### WORK REQUIRED
Count the lines in the material below that contain the word "action" and give the number alone.
### DATA LISTING ###
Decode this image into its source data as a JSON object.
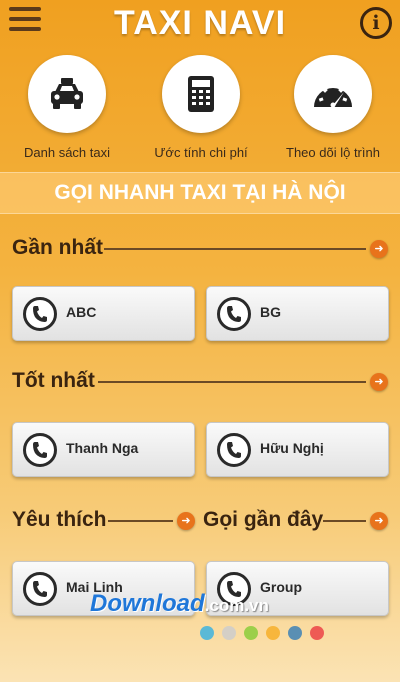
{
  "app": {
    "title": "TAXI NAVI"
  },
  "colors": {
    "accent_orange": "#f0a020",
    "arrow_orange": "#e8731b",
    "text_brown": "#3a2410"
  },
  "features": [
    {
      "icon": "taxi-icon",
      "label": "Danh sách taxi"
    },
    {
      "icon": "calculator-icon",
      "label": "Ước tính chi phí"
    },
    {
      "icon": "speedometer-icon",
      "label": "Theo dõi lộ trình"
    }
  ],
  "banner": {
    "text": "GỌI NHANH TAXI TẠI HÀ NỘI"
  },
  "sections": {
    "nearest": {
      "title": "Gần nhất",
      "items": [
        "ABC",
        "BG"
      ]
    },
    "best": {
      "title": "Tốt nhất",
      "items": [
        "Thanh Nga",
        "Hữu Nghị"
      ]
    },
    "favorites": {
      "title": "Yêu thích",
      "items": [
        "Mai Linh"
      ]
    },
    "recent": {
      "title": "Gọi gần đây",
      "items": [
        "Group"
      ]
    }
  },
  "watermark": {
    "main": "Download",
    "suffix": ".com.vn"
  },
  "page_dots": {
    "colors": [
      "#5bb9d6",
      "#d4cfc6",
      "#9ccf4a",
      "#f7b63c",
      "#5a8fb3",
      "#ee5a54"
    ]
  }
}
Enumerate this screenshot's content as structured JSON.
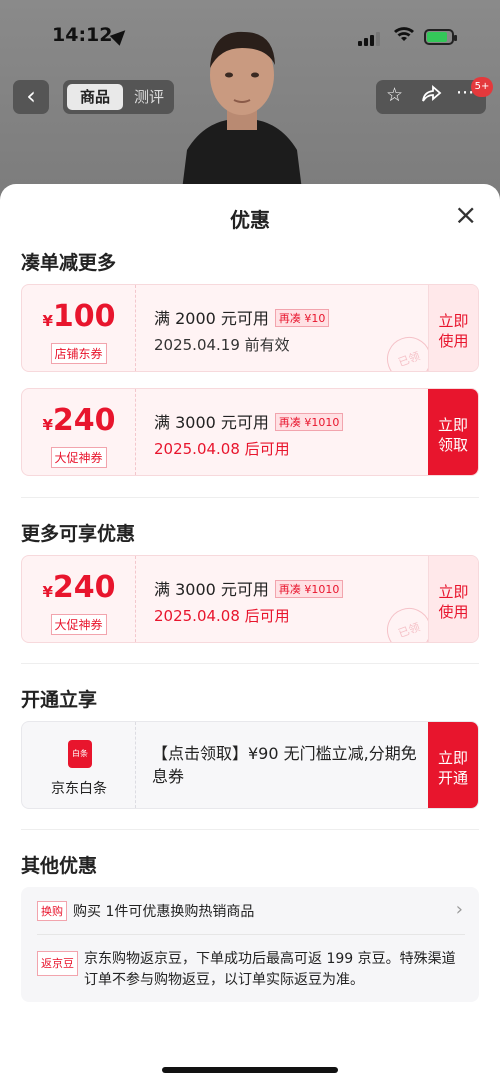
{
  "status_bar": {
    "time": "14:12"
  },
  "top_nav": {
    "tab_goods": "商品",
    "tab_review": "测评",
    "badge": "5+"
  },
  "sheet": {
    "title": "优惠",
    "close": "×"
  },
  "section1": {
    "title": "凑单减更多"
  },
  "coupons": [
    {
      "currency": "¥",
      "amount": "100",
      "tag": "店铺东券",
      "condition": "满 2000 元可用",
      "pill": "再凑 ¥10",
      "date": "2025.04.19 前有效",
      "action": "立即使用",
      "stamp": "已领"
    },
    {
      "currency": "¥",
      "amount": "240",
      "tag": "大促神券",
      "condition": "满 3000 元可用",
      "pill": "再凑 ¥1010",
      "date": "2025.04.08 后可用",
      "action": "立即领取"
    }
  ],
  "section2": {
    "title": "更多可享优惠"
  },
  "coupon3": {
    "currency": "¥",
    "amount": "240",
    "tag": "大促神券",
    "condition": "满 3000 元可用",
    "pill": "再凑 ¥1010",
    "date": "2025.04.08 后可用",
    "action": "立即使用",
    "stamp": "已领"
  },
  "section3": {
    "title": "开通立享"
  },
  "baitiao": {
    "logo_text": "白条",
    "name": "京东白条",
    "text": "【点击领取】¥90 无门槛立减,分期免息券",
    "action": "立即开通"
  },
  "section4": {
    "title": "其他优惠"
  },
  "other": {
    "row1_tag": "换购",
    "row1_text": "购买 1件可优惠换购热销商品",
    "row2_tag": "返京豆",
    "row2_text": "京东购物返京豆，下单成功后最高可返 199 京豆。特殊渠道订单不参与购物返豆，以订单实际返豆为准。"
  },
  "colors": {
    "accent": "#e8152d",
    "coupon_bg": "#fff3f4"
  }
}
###
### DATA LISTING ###
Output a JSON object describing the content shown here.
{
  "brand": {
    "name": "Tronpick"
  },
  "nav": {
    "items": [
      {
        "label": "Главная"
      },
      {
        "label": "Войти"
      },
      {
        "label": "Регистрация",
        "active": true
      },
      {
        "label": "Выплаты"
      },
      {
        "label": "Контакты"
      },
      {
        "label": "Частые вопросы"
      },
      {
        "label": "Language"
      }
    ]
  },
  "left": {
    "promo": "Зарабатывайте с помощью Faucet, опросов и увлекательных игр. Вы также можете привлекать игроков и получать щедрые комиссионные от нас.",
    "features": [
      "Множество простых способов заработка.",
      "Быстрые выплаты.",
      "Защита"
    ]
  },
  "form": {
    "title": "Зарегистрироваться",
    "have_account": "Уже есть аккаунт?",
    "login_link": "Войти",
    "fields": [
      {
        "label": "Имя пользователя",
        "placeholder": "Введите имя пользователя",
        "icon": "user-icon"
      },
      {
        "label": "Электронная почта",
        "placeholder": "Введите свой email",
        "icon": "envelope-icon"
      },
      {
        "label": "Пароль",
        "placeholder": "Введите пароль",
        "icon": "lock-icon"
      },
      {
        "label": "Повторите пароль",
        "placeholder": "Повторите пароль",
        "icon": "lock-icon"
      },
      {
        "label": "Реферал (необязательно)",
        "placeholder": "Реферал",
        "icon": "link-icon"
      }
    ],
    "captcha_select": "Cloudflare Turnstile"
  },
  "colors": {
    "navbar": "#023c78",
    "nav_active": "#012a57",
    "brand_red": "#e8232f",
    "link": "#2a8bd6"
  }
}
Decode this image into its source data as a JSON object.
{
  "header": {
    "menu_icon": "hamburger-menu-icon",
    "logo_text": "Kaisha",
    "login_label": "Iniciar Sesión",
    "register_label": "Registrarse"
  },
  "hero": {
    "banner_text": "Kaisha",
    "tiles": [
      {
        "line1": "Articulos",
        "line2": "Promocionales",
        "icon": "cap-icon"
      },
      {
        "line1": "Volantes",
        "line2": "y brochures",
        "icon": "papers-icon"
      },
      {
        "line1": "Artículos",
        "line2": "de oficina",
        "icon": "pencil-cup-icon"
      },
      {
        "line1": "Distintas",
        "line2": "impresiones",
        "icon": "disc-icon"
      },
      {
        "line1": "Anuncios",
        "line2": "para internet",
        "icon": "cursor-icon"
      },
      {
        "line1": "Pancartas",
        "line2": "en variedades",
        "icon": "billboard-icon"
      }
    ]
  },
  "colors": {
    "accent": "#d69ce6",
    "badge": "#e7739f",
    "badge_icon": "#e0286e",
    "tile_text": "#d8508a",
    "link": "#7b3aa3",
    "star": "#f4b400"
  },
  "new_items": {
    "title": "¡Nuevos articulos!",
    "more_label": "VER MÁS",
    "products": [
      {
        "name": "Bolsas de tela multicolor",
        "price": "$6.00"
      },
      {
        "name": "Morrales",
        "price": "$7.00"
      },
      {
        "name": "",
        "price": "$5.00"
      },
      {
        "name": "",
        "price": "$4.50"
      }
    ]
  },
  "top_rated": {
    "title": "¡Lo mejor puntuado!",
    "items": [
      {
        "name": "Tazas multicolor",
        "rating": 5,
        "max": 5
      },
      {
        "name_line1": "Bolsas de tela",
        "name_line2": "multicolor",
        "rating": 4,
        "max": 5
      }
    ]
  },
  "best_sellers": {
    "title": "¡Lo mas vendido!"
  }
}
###
### REPLY
4